The new for `92 Eagle Summit represents a cross between a station wagonand a mini-van. Make that a mini mini-van or a micro mini-van, since it isconsiderably smaller than a Dodge Caravan or Plymouth Voyager, originators of that genre. It rides and handles like a wagon and seats far fewer people than a van-a mere four adults, or two adults and three kids in the back seat-but itlooks a bit like a mini-van because it has a side-opening sliding door.

Summit is built by Mitsubishi for Chrysler. It`s one of those phooey onthe Japanese except when they supply us with a vehicle we can`t afford tobuild ourselves type of situations. Mitsubishi builds a version of its owncalled Expo.

Regardless of its heritage or figuring out if its a van or a wagon,Summit leaves a bit to be desired. To understand Summit, you have to realizethat the bottom line with this vehicle is small.

Oddly, although it stands rather tall to allow great down-the-roadvisibility, it comes up short in interior roominess.

The side door might slide open, but it doesn`t slide back as far as itwould on a true mini-van. That leaves part of the door just resting there toobstruct getting into the back seat. And if the front-seat occupants slidetheir chairs rearward and tilt their seats back, the mere act of trying tooccupy the rear passenger area becomes a chore similar to trying to slip into your eighth grade graduation suit to attend your 25th high school classreunion.
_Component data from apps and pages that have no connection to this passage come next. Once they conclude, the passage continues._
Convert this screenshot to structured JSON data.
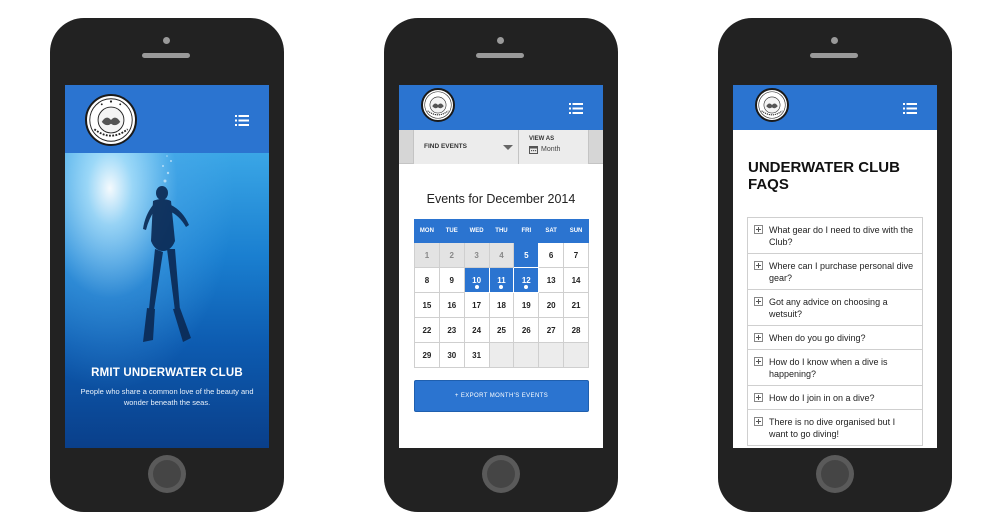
{
  "colors": {
    "brand_blue": "#2b74d0",
    "phone_body": "#222222"
  },
  "icons": {
    "menu": "hamburger-list-icon",
    "calendar": "calendar-icon",
    "expand": "plus-box-icon",
    "caret": "caret-down-icon"
  },
  "phone1": {
    "hero_title": "RMIT UNDERWATER CLUB",
    "hero_subtitle": "People who share a common love of the beauty and wonder beneath the seas."
  },
  "phone2": {
    "find_events_label": "FIND EVENTS",
    "view_as_label": "VIEW AS",
    "view_as_value": "Month",
    "calendar_title": "Events for December 2014",
    "weekdays": [
      "MON",
      "TUE",
      "WED",
      "THU",
      "FRI",
      "SAT",
      "SUN"
    ],
    "weeks": [
      [
        {
          "d": "1",
          "s": "past"
        },
        {
          "d": "2",
          "s": "past"
        },
        {
          "d": "3",
          "s": "past"
        },
        {
          "d": "4",
          "s": "past"
        },
        {
          "d": "5",
          "s": "event"
        },
        {
          "d": "6",
          "s": ""
        },
        {
          "d": "7",
          "s": ""
        }
      ],
      [
        {
          "d": "8",
          "s": ""
        },
        {
          "d": "9",
          "s": ""
        },
        {
          "d": "10",
          "s": "event-dot"
        },
        {
          "d": "11",
          "s": "event-dot"
        },
        {
          "d": "12",
          "s": "event-dot"
        },
        {
          "d": "13",
          "s": ""
        },
        {
          "d": "14",
          "s": ""
        }
      ],
      [
        {
          "d": "15",
          "s": ""
        },
        {
          "d": "16",
          "s": ""
        },
        {
          "d": "17",
          "s": ""
        },
        {
          "d": "18",
          "s": ""
        },
        {
          "d": "19",
          "s": ""
        },
        {
          "d": "20",
          "s": ""
        },
        {
          "d": "21",
          "s": ""
        }
      ],
      [
        {
          "d": "22",
          "s": ""
        },
        {
          "d": "23",
          "s": ""
        },
        {
          "d": "24",
          "s": ""
        },
        {
          "d": "25",
          "s": ""
        },
        {
          "d": "26",
          "s": ""
        },
        {
          "d": "27",
          "s": ""
        },
        {
          "d": "28",
          "s": ""
        }
      ],
      [
        {
          "d": "29",
          "s": ""
        },
        {
          "d": "30",
          "s": ""
        },
        {
          "d": "31",
          "s": ""
        },
        {
          "d": "",
          "s": "blank"
        },
        {
          "d": "",
          "s": "blank"
        },
        {
          "d": "",
          "s": "blank"
        },
        {
          "d": "",
          "s": "blank"
        }
      ]
    ],
    "export_button": "+ EXPORT MONTH'S EVENTS"
  },
  "phone3": {
    "title": "UNDERWATER CLUB FAQS",
    "faqs": [
      "What gear do I need to dive with the Club?",
      "Where can I purchase personal dive gear?",
      "Got any advice on choosing a wetsuit?",
      "When do you go diving?",
      "How do I know when a dive is happening?",
      "How do I join in on a dive?",
      "There is no dive organised but I want to go diving!"
    ]
  }
}
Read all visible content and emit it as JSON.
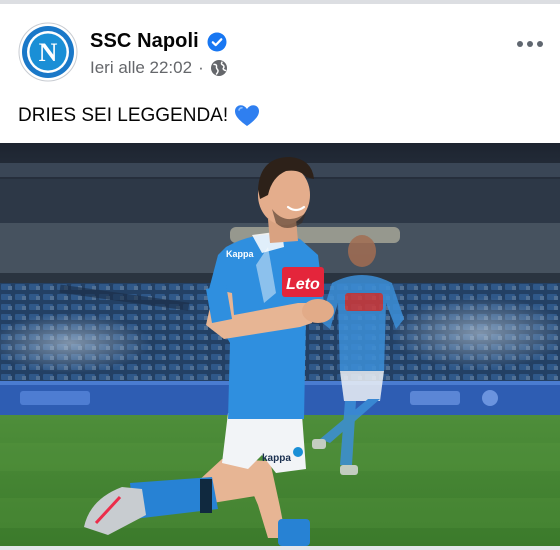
{
  "post": {
    "author": "SSC Napoli",
    "timestamp": "Ieri alle 22:02",
    "separator": "·",
    "privacy_icon": "globe-icon",
    "verified_icon": "verified-badge-icon",
    "more_icon": "more-options-icon",
    "caption": "DRIES SEI LEGGENDA!",
    "caption_emoji": "blue-heart-icon",
    "logo_letter": "N",
    "shirt_sponsor": "Leto",
    "colors": {
      "napoli_blue": "#1a8fd6",
      "verified_blue": "#1877f2",
      "meta_gray": "#65676b",
      "heart_blue": "#2f7ff0"
    }
  }
}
For those who favor wagons for their non-people-hauling capabilities, the rear seat backs fold down to enlarge cargo carrying space. If more space isneeded, the rear seat is removable. A cover attached to the hatch lid and rearseat back hides goodies you may be transporting.

Summit features front-wheel drive or all-wheel drive. Our test vehiclewas the workhorse version complete with full-time all-wheel drive, a handysystem considering the weather in recent days. With snow in the forecast, the all-wheel drive Summit isn`t a bad addition in the driveway.

In summary, Summit is cute in trying to look like a van but act like awagon. It affords ample room up front for driver and passenger. Ride andhandling are better than average, and all-wheel drive helps reduce some of thereal or imagined fears of Snow Belt driving.

What you sacrifice is space and ease of entry into the back seat.

Summit is powered by a 1.8-liter, 113-horsepower, 16-valve four-cylinderengine teamed with five-speed manual. A 2.4-liter, 116-horsepower, eight-valvefour cylinder ($181) and four-speed automatic ($723) are optional. Our vehiclecame with the 2.4 and automatic, a combination EPA-rated at 19 m.p.g. city/23 highway.

The all-wheel-drive Summit wagon starts at $13,469. Standard equipmentincludes power brakes and steering, dual mirrors, bodyside moldings, mudguards and trip odometer. Most goodies are extra-cost options, includingantilock brakes, power doors and windows, air conditioning, tinted glass, AM/ FM stereo and rear-window defroster/washer/wiper.

Antilock brakes are a $913 option.